To countries jealously eyeing Chinese investments, he singles out Beijing as the greatest adversary. To countries whose prosperity mostly relies on free trade and exports, he sells the ‘America First’ policy, in which the EU and Germany, by far the V4’s biggest trading partner, are lambasted as the biggest foes; a policy where tariffs on car imports could be slapped anytime, and thus threaten 60% of Slovakia’s exports to the U.S. and nearly 100.000 jobs in Poland, Hungary and the Czech Republic.
Bannon’s “economic nationalism” could mean one of two things: literally, it would entail reinstating trade barriers, the end of the EU as a free-trade area and economic suicide for Central European countries. In a more imaginative – and V4-friendly interpretation – it could translate as “European nationalism”, in other words accelerating the bloc’s economic convergence process and strengthening its trade policy toward third countries, including China… and the U.S. A vicious circle indeed.
One of Bannon’s alleged ambitions is to tear down “crony capitalism”. While this may enthuse many Czechs, Slovaks, Poles and Hungarians, weary of decades of never-ending corruption scandals at the highest level, one can only wonder how public officials and business titans – assuming they’re not one and the same person – might react to such an agenda in Central European capitals.
Leave the onslaught to us, Europeans say
Steve Bannon portrays himself as the man who will help set EU nations free of Brussels’ diktats and unsolicited intrusions in domestic affairs. But as history shows – and Central Europeans might know this better than anyone – self-proclaimed liberators may more often than not turn out to be oppressors in disguise.
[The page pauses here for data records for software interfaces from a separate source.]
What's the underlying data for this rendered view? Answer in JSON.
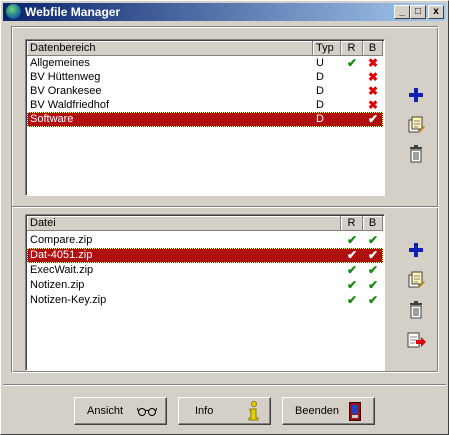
{
  "window": {
    "title": "Webfile Manager"
  },
  "titlebar_buttons": {
    "minimize": "_",
    "maximize": "□",
    "close": "x"
  },
  "areas": {
    "headers": {
      "name": "Datenbereich",
      "type": "Typ",
      "r": "R",
      "b": "B"
    },
    "rows": [
      {
        "name": "Allgemeines",
        "type": "U",
        "r": "check",
        "b": "cross"
      },
      {
        "name": "BV Hüttenweg",
        "type": "D",
        "r": "",
        "b": "cross"
      },
      {
        "name": "BV Orankesee",
        "type": "D",
        "r": "",
        "b": "cross"
      },
      {
        "name": "BV Waldfriedhof",
        "type": "D",
        "r": "",
        "b": "cross"
      },
      {
        "name": "Software",
        "type": "D",
        "r": "",
        "b": "check",
        "selected": true
      }
    ],
    "actions": [
      "add-icon",
      "edit-icon",
      "delete-icon"
    ]
  },
  "files": {
    "headers": {
      "name": "Datei",
      "r": "R",
      "b": "B"
    },
    "rows": [
      {
        "name": "Compare.zip",
        "r": "check",
        "b": "check"
      },
      {
        "name": "Dat-4051.zip",
        "r": "check",
        "b": "check",
        "selected": true
      },
      {
        "name": "ExecWait.zip",
        "r": "check",
        "b": "check"
      },
      {
        "name": "Notizen.zip",
        "r": "check",
        "b": "check"
      },
      {
        "name": "Notizen-Key.zip",
        "r": "check",
        "b": "check"
      }
    ],
    "actions": [
      "add-icon",
      "edit-icon",
      "delete-icon",
      "export-icon"
    ]
  },
  "buttons": {
    "view": {
      "label": "Ansicht",
      "icon": "glasses-icon"
    },
    "info": {
      "label": "Info",
      "icon": "info-icon"
    },
    "quit": {
      "label": "Beenden",
      "icon": "exit-door-icon"
    }
  },
  "colors": {
    "selection": "#b01010",
    "check": "#148a14",
    "cross": "#e00000",
    "add": "#1020b0"
  }
}
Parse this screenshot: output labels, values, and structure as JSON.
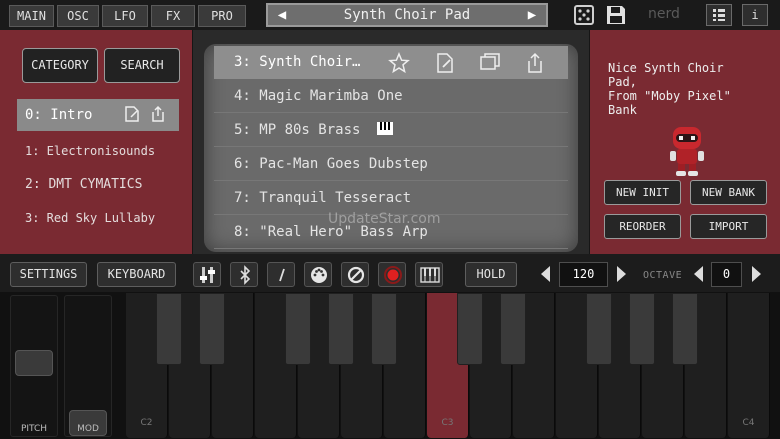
{
  "top_tabs": [
    "MAIN",
    "OSC",
    "LFO",
    "FX",
    "PRO"
  ],
  "preset": {
    "name": "Synth Choir Pad"
  },
  "brand": "nerd",
  "top_icons": [
    "dice-icon",
    "save-icon",
    "grid-icon",
    "info-icon"
  ],
  "info_label": "i",
  "left": {
    "category_label": "CATEGORY",
    "search_label": "SEARCH",
    "items": [
      "0: Intro",
      "1: Electronisounds",
      "2: DMT CYMATICS",
      "3: Red Sky Lullaby"
    ]
  },
  "presets": [
    "3: Synth Choir…",
    "4: Magic Marimba One",
    "5: MP 80s Brass",
    "6: Pac-Man Goes Dubstep",
    "7: Tranquil Tesseract",
    "8: \"Real Hero\" Bass Arp"
  ],
  "watermark": "UpdateStar.com",
  "right": {
    "description": [
      "Nice Synth Choir",
      "Pad,",
      "From \"Moby Pixel\"",
      "Bank"
    ],
    "buttons": [
      "NEW INIT",
      "NEW BANK",
      "REORDER",
      "IMPORT"
    ]
  },
  "controls": {
    "settings_label": "SETTINGS",
    "keyboard_label": "KEYBOARD",
    "hold_label": "HOLD",
    "tempo": "120",
    "octave_label": "OCTAVE",
    "octave": "0"
  },
  "keyboard": {
    "pitch_label": "PITCH",
    "mod_label": "MOD",
    "key_labels": [
      "C2",
      "C3",
      "C4"
    ]
  },
  "colors": {
    "panel_red": "#7a2a32",
    "screen_gray": "#6a6a6a"
  }
}
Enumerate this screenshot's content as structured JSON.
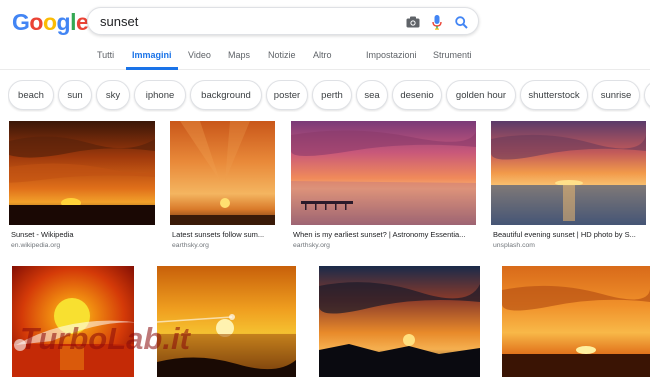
{
  "logo": {
    "letters": [
      "G",
      "o",
      "o",
      "g",
      "l",
      "e"
    ],
    "colors": [
      "#4285F4",
      "#EA4335",
      "#FBBC05",
      "#4285F4",
      "#34A853",
      "#EA4335"
    ]
  },
  "search": {
    "value": "sunset",
    "icons": [
      "camera-icon",
      "mic-icon",
      "search-icon"
    ]
  },
  "nav": {
    "tabs": [
      {
        "label": "Tutti",
        "active": false
      },
      {
        "label": "Immagini",
        "active": true
      },
      {
        "label": "Video",
        "active": false
      },
      {
        "label": "Maps",
        "active": false
      },
      {
        "label": "Notizie",
        "active": false
      },
      {
        "label": "Altro",
        "active": false
      },
      {
        "label": "Impostazioni",
        "active": false
      },
      {
        "label": "Strumenti",
        "active": false
      }
    ]
  },
  "chips": [
    "beach",
    "sun",
    "sky",
    "iphone",
    "background",
    "poster",
    "perth",
    "sea",
    "desenio",
    "golden hour",
    "shutterstock",
    "sunrise"
  ],
  "results": [
    {
      "title": "Sunset - Wikipedia",
      "domain": "en.wikipedia.org"
    },
    {
      "title": "Latest sunsets follow sum...",
      "domain": "earthsky.org"
    },
    {
      "title": "When is my earliest sunset? | Astronomy Essentia...",
      "domain": "earthsky.org"
    },
    {
      "title": "Beautiful evening sunset | HD photo by S...",
      "domain": "unsplash.com"
    }
  ],
  "watermark": {
    "text": "TurboLab.it"
  },
  "colors": {
    "accent": "#1a73e8",
    "chip_border": "#dfe1e5"
  }
}
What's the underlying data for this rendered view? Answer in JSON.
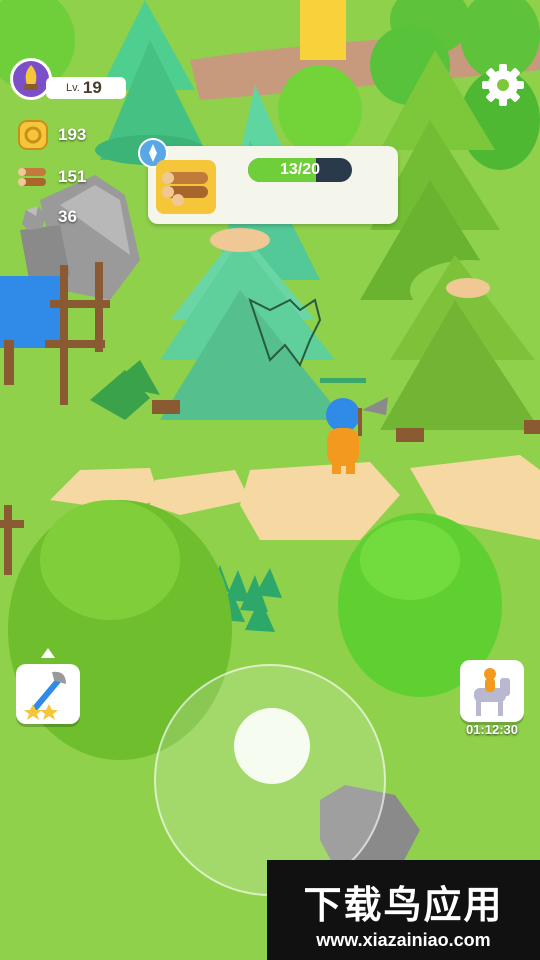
{
  "player": {
    "level_prefix": "Lv.",
    "level": "19"
  },
  "resources": [
    {
      "name": "coins",
      "icon": "coin-icon",
      "value": "193"
    },
    {
      "name": "wood",
      "icon": "log-icon",
      "value": "151"
    },
    {
      "name": "stone",
      "icon": "stone-icon",
      "value": "36"
    }
  ],
  "task": {
    "icon": "log-bundle-icon",
    "progress_text": "13/20",
    "current": 13,
    "goal": 20
  },
  "mount": {
    "timer": "01:12:30"
  },
  "watermark": {
    "title": "下载鸟应用",
    "url": "www.xiazainiao.com"
  },
  "colors": {
    "grass": "#8fd14a",
    "path": "#f6d9a2",
    "progress": "#6fcf3a",
    "accent": "#f5c63a"
  }
}
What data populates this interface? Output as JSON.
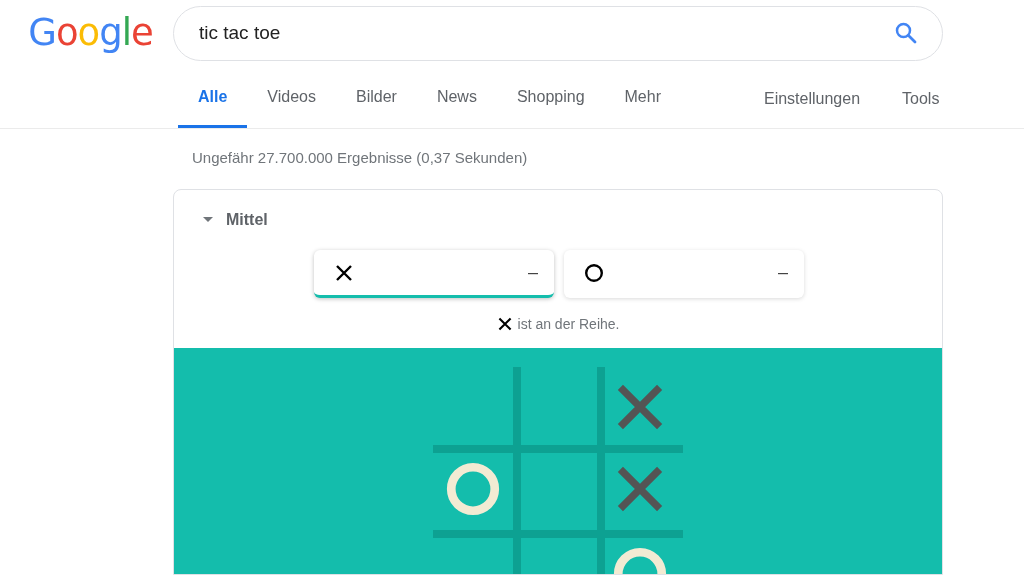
{
  "logo": "Google",
  "search": {
    "value": "tic tac toe"
  },
  "tabs": [
    {
      "label": "Alle",
      "selected": true
    },
    {
      "label": "Videos",
      "selected": false
    },
    {
      "label": "Bilder",
      "selected": false
    },
    {
      "label": "News",
      "selected": false
    },
    {
      "label": "Shopping",
      "selected": false
    },
    {
      "label": "Mehr",
      "selected": false
    }
  ],
  "tools": [
    "Einstellungen",
    "Tools"
  ],
  "result_stats": "Ungefähr 27.700.000 Ergebnisse (0,37 Sekunden)",
  "game": {
    "difficulty": "Mittel",
    "players": [
      {
        "kind": "x",
        "score": "–",
        "selected": true
      },
      {
        "kind": "o",
        "score": "–",
        "selected": false
      }
    ],
    "turn": {
      "kind": "x",
      "text": "ist an der Reihe."
    },
    "board": [
      [
        {
          "kind": "empty"
        },
        {
          "kind": "empty"
        },
        {
          "kind": "x"
        }
      ],
      [
        {
          "kind": "o"
        },
        {
          "kind": "empty"
        },
        {
          "kind": "x"
        }
      ],
      [
        {
          "kind": "empty"
        },
        {
          "kind": "empty"
        },
        {
          "kind": "o"
        }
      ]
    ]
  }
}
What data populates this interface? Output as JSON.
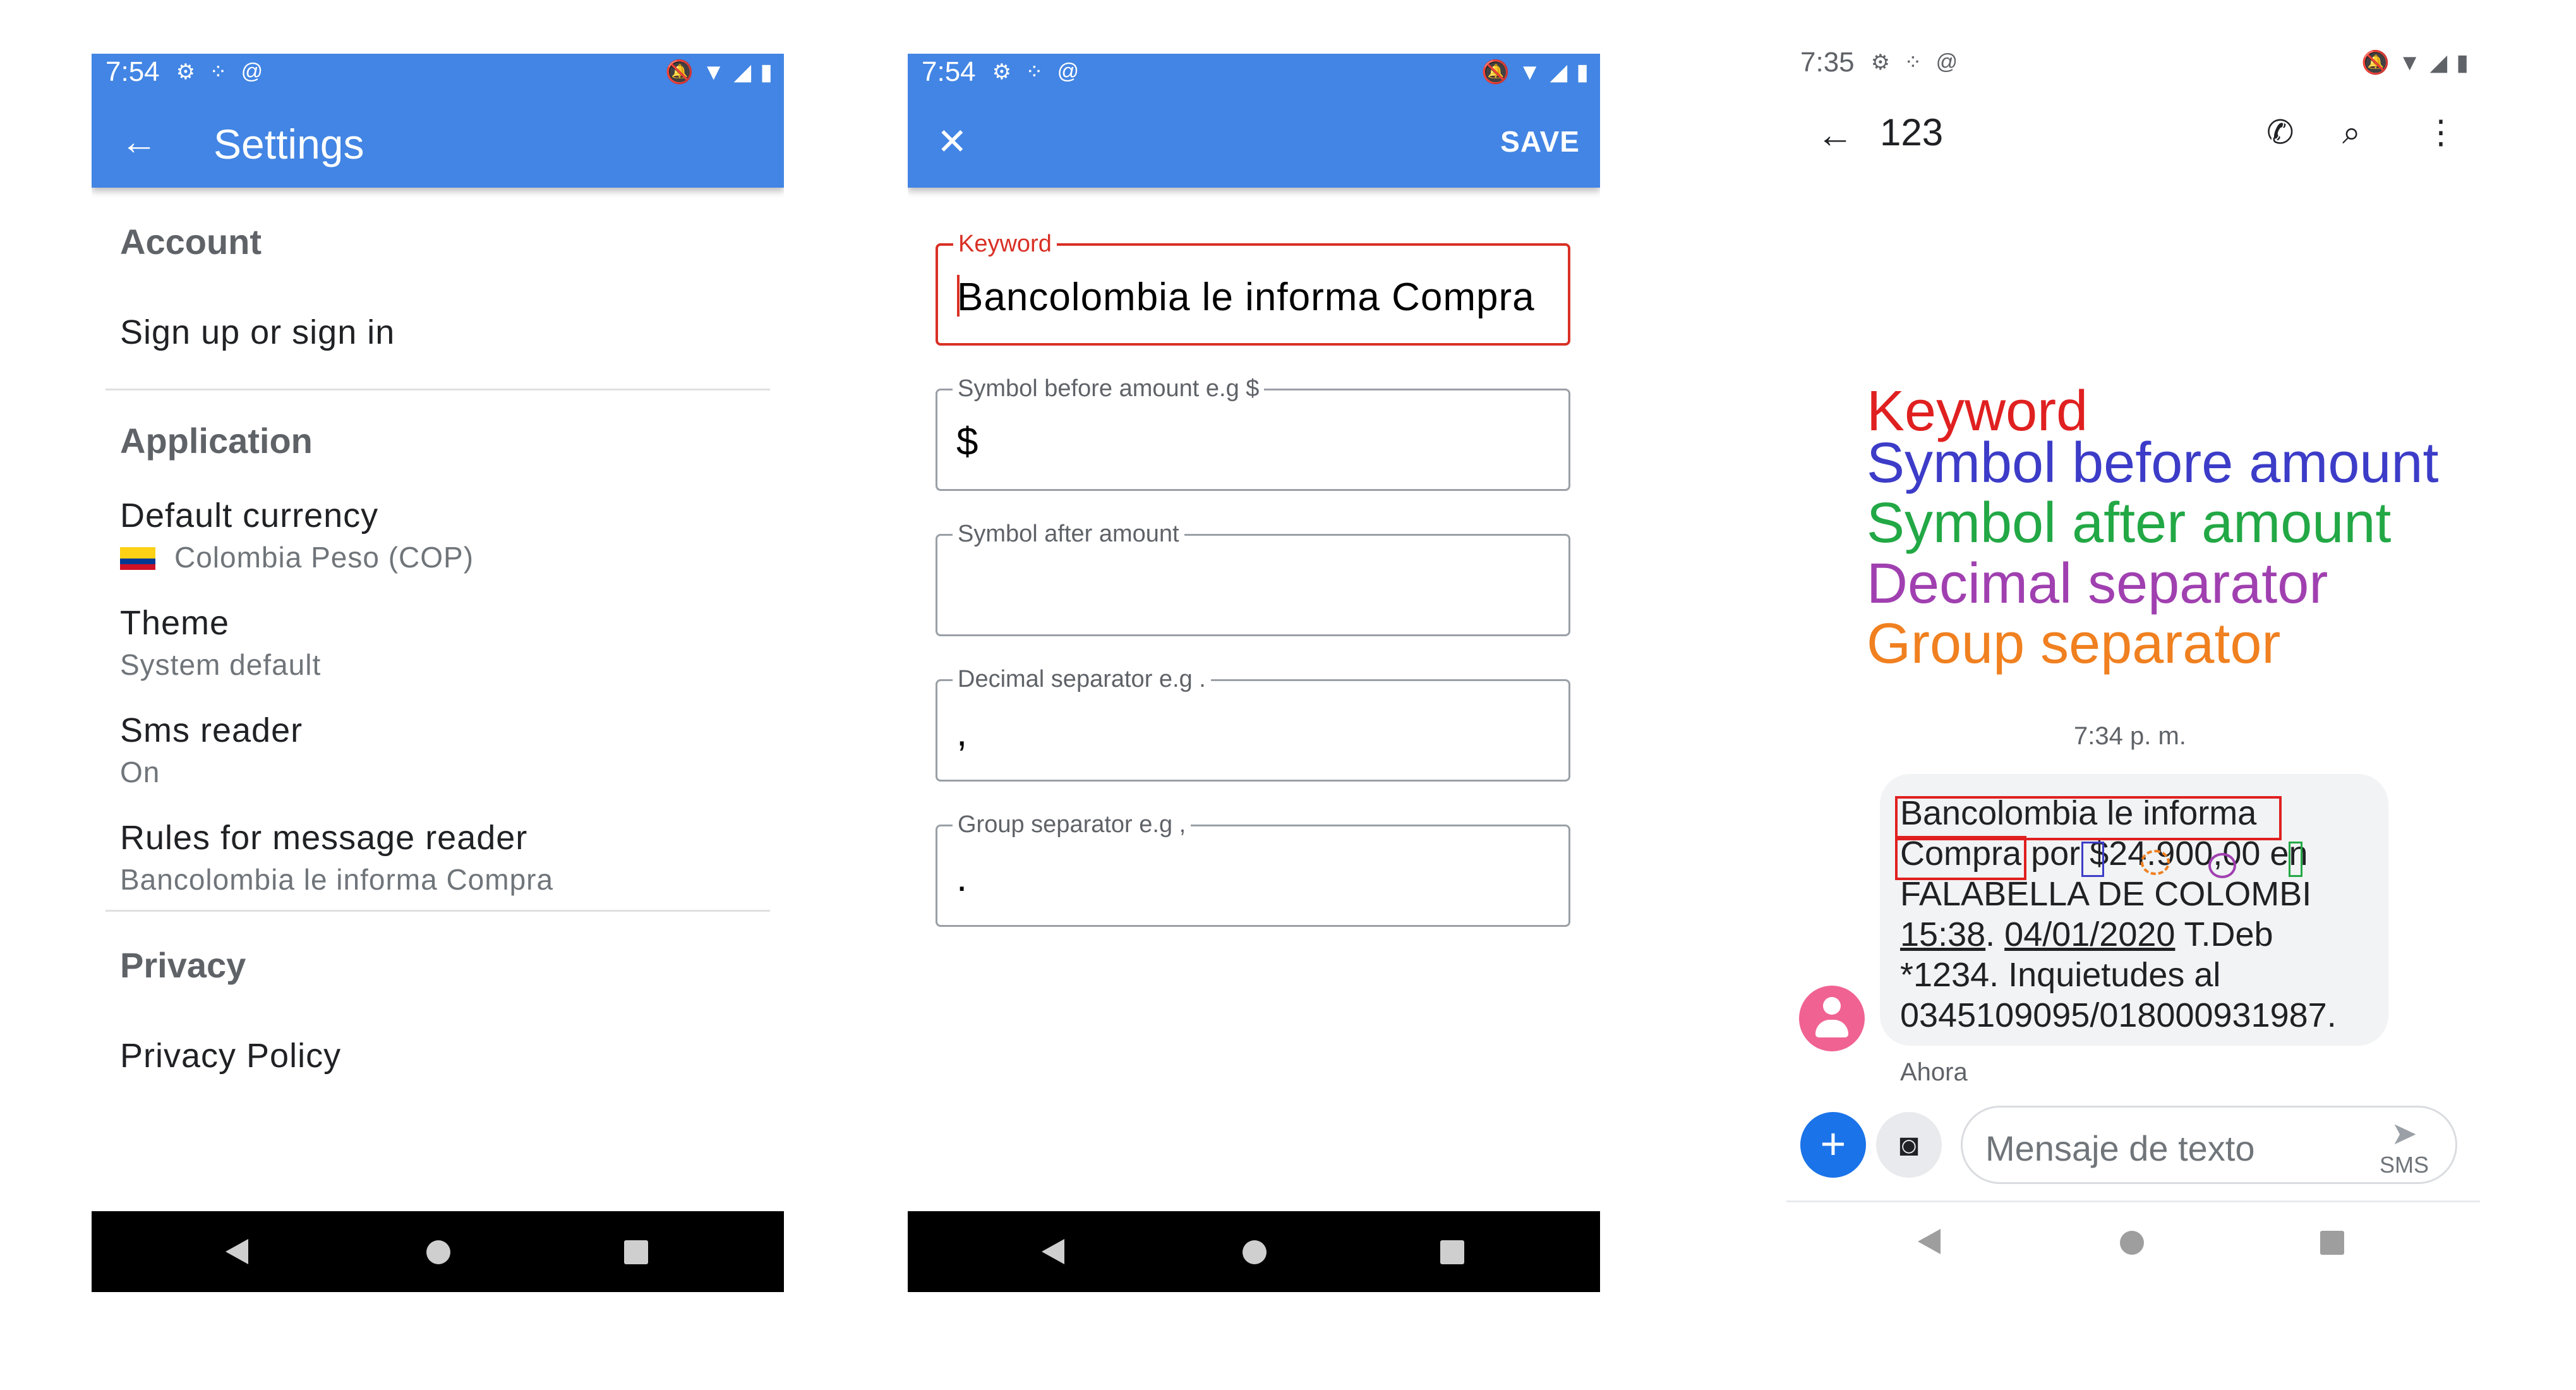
{
  "settings_screen": {
    "status": {
      "time": "7:54"
    },
    "title": "Settings",
    "sections": {
      "account": "Account",
      "application": "Application",
      "privacy": "Privacy"
    },
    "items": {
      "signin": "Sign up or sign in",
      "currency_title": "Default currency",
      "currency_value": "Colombia Peso (COP)",
      "theme_title": "Theme",
      "theme_value": "System default",
      "sms_title": "Sms reader",
      "sms_value": "On",
      "rules_title": "Rules for message reader",
      "rules_value": "Bancolombia le informa Compra",
      "privacy_policy": "Privacy Policy"
    }
  },
  "rule_editor": {
    "status": {
      "time": "7:54"
    },
    "save_label": "SAVE",
    "fields": {
      "keyword": {
        "label": "Keyword",
        "value": "Bancolombia le informa Compra"
      },
      "symbol_before": {
        "label": "Symbol before amount e.g $",
        "value": "$"
      },
      "symbol_after": {
        "label": "Symbol after amount",
        "value": ""
      },
      "decimal_sep": {
        "label": "Decimal separator e.g .",
        "value": ","
      },
      "group_sep": {
        "label": "Group separator e.g ,",
        "value": "."
      }
    }
  },
  "messages_screen": {
    "status": {
      "time": "7:35"
    },
    "contact": "123",
    "legend": {
      "keyword": "Keyword",
      "symbol_before": "Symbol before amount",
      "symbol_after": "Symbol after amount",
      "decimal": "Decimal separator",
      "group": "Group separator"
    },
    "legend_colors": {
      "keyword": "#e02020",
      "symbol_before": "#3c3cc8",
      "symbol_after": "#22a845",
      "decimal": "#a040b0",
      "group": "#f08020"
    },
    "timestamp": "7:34 p. m.",
    "message": {
      "kw1": "Bancolombia le informa",
      "kw2": "Compra",
      "por": " por ",
      "sym": "$",
      "amount": "24.900,00",
      "en": " en",
      "line3": "FALABELLA DE COLOMBI",
      "time": "15:38",
      "dot": ". ",
      "date": "04/01/2020",
      "tdeb": " T.Deb",
      "line5": "*1234. Inquietudes al",
      "line6": "0345109095/018000931987."
    },
    "ahora": "Ahora",
    "compose_placeholder": "Mensaje de texto",
    "sms_label": "SMS"
  },
  "icons": {
    "back": "arrow-left-icon",
    "close": "close-icon",
    "phone": "phone-icon",
    "search": "search-icon",
    "more": "more-vert-icon"
  },
  "colors": {
    "app_bar": "#4285e4",
    "error_red": "#d93025",
    "fab_blue": "#1a73e8",
    "avatar_pink": "#f06292"
  }
}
He comes as the man who took down the U.S.’ political establishment but conveys a narrow-minded Washington perspective, utterly unaware of European particularities. But neither architect of the European far-right’s awakening nor mastermind of the EU’s downfall, he might simply be a pawn in their own domestic endgames and the poster boy of dynamics that elude him.
There’s another explanation for the shortcomings of Bannon’s self-marketing strategy: his rhetoric simply cannot be adapted; ‘America First’, as the name clearly suggests, cannot be exported nor molded into a specific local context: it can only be achieved at the expense of other nations, EU included.
There is little doubt that Steve Bannon will be able to find European partners eager the join his populist revolt. His influence might however be much more limited than anticipated. Despite discarding Bannon’s pan-European views, Jérôme Rivière conceded that his ‘Movement’ might be “a good non-partisan toolbox”. “Good”? That’s a matter of perspective. “Non-partisan”? Not sure where he got that idea.
A toolbox it is then, providing ideological backing, political credentials and, in some cases, advisory, polling and logistical support, but nothing more. Not a very catchy slogan for an organization aspiring to bring down the globalized elite, drive global change and upend the international world order.
Although Europe’s anti-establishment movements are keeping Bannon at arm’s length for a wide range of reasons, it all boils down to one simple observation: No one can undermine the EU as cunningly, inconspicuously and effectively as Europeans themselves.
A statement which I, albeit woefully and sullenly, can only agree with.